Yes. They do. In the same way that they understand that the needs of the “Townshippers” are different to those of the suburban English speaking communities.
To the second question. There can be no question about it that the heightened level of awareness about our needs and differences, and the priorities and urgencies. We draw this conclusion from the fact that the English Black community has been given a special place at the Table.
While we have access to all the services available to English speaking Quebecers, we will be given the capacity to know when the “pudding is being served” and the means to get to the table. Hopefully not as Lazarus. There is a clear commitment to creating the capacity of the BCRC to work with the Secretariat to ensure that the Black Community Organizations get there in a timely and effective manner; and a clear commitment to the organizations that get there through the assistance of the Secretariat and the BCRC or independently that they have the best chance possible.
Here is what the Minister Kathleen Weil had to say at the announcements made at Verdun on Monday, August 14, “The Secretariat will be working with the Black Community Resource Centre to increase the capacity of organizations serving English-speaking Blacks to interact effectively with the Government of Quebec and with other organizations serving the interests of the broader English-speaking communities”.
This was reaffirmed at an online “Exchange session” held by the Minister the same day. It was also determined that the BCRC contribution agreement is being processed.
Any resources made available to the BCRC will increase its capacity to work with the Secretariat as well as help increase the capacity of English-speaking Black community organizations.
Also such funding can help improve communication within the Black community and with Government of Quebec and its agencies serving the English community. It can also help to keep the community and Black organizations briefed on key issues, announcements, and sources of funding, on a daily and weekly basis.

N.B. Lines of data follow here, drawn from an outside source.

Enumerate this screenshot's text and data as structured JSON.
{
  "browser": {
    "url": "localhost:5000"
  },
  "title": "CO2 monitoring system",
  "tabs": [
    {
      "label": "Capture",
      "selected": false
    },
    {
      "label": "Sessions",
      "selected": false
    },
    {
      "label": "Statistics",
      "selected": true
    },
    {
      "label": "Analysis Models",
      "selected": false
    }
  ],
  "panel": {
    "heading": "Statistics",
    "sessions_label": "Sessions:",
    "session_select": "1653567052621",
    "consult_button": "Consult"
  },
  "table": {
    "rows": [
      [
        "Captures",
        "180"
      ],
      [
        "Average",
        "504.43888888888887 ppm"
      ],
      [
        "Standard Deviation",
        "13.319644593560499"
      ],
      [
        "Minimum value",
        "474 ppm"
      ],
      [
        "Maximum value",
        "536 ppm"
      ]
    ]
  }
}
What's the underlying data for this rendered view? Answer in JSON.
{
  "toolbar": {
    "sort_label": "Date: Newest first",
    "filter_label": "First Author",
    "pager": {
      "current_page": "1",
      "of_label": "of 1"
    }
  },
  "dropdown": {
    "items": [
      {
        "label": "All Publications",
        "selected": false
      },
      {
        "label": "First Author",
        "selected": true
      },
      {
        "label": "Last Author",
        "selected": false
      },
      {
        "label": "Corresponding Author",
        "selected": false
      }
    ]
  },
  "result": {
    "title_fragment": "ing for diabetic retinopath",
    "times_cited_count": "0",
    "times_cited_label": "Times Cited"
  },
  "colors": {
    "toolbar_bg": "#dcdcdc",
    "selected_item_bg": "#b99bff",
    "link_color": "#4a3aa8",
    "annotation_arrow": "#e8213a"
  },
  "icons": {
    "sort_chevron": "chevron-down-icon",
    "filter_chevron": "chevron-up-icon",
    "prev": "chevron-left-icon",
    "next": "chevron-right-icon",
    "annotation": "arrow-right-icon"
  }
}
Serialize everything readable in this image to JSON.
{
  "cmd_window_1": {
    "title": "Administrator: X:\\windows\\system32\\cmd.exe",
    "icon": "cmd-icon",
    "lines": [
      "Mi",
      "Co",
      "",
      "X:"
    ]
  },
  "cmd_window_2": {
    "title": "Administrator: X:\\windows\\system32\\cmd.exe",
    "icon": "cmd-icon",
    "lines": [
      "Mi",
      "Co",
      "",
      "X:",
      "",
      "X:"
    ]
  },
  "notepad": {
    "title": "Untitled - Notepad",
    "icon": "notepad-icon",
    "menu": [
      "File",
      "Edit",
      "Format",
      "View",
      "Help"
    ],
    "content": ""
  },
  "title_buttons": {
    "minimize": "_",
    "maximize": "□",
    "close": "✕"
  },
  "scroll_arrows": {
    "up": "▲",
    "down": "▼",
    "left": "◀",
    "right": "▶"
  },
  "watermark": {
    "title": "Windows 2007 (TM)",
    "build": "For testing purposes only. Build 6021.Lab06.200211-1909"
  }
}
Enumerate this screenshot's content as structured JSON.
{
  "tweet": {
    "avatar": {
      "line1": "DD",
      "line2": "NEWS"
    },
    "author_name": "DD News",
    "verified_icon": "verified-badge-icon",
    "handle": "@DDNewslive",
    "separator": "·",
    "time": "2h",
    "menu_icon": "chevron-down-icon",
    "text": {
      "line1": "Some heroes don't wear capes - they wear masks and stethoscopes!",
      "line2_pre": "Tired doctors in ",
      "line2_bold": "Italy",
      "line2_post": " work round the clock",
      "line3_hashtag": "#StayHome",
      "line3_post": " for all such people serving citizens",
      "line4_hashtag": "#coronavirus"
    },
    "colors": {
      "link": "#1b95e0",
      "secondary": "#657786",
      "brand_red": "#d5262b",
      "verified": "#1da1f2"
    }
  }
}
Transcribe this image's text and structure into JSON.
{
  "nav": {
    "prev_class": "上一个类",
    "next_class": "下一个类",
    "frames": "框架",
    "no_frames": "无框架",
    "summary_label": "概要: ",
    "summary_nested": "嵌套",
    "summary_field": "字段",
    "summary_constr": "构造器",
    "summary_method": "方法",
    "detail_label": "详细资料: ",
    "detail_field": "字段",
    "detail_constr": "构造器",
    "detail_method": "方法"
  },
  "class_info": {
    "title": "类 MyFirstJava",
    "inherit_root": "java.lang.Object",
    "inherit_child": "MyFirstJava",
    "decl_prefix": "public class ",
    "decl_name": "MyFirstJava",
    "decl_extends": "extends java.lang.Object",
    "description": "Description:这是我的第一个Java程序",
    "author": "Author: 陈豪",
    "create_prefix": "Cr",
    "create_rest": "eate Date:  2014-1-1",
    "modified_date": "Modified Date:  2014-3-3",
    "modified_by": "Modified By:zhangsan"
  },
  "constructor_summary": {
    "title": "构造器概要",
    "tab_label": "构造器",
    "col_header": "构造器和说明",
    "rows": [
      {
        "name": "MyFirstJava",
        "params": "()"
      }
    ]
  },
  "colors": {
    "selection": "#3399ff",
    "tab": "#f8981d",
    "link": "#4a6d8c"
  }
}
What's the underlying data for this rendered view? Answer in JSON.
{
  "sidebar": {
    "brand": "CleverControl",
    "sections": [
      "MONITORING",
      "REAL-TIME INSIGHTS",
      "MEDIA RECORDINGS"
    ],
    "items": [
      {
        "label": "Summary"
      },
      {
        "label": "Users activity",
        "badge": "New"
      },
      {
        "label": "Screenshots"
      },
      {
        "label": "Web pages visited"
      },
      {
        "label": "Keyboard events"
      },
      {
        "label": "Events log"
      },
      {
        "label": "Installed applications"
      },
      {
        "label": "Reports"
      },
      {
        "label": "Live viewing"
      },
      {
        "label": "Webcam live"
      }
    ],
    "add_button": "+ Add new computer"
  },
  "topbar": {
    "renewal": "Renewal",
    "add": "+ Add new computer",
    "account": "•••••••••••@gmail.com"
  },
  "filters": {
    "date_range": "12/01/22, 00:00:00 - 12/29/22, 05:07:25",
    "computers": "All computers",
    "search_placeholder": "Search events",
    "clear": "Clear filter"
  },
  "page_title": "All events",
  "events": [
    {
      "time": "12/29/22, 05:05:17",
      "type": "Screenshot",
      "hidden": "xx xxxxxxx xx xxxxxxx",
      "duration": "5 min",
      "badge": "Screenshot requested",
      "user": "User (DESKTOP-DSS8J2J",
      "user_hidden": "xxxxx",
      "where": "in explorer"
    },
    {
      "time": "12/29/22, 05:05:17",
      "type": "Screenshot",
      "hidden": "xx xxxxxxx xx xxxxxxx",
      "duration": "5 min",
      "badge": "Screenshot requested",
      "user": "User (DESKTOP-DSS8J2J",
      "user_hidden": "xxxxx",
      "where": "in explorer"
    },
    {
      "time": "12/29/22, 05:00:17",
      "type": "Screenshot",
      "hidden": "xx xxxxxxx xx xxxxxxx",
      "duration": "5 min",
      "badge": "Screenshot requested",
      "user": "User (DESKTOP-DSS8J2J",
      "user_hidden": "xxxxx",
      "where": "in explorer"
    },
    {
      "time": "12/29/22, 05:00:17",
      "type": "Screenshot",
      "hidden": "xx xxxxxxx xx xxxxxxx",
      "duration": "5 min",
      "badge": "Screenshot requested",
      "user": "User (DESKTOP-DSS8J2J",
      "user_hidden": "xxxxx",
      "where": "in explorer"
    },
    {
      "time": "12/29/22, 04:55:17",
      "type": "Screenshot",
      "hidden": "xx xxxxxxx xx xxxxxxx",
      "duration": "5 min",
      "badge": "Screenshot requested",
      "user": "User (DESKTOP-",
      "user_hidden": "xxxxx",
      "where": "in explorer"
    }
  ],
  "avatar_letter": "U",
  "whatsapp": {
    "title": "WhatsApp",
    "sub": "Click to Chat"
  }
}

In general, acting to ensure that the English speaking Black Community participate fully in the Quebec society and economy. Central to this is working with the Secretariat to develop and track the social economy index measuring the wellbeing of the English speaking Black Community.
The Old Quasi Constitutional Agreements and approaches still raise concerns
It is not going to be easy, for we already hear from the Quebec Community Group Network regarding support for Quebec’s English-speaking peoples, which is being brokered without prior consultation with the key agencies, including the Black English speaking agencies.
According to QCGN there is reason for concern and has served notice that it rejects the approach and the agreement.
As for the BCRC, we do not know the ingredients of the “pudding”, but will be taking to the Table a series of priority project on behalf of key Forum organizations and partners including:
• Black Employment and Retention Strategy: Stop the Brain Drain events and project of the BCRC and BASF
• Support to the Black History Month Round Table for the Pan-Black identity Events website
• Development of a human development index and database for the English and French speaking Black
• Support for Economic Development: workshops in entrepreneurship and Black Community economic development partnership of ICED, John Molson School of Business, with BSC, BCRC, QBBE.
• Support for the cultural activities of Westcan, the Carifiesta, Festivals of English speaking Black groups, Black Theatre Workshop (Arts Mentorship and School Tours); special cultural websites; community magazines and established Newspapers.
• Funding of research and publication via diverse media.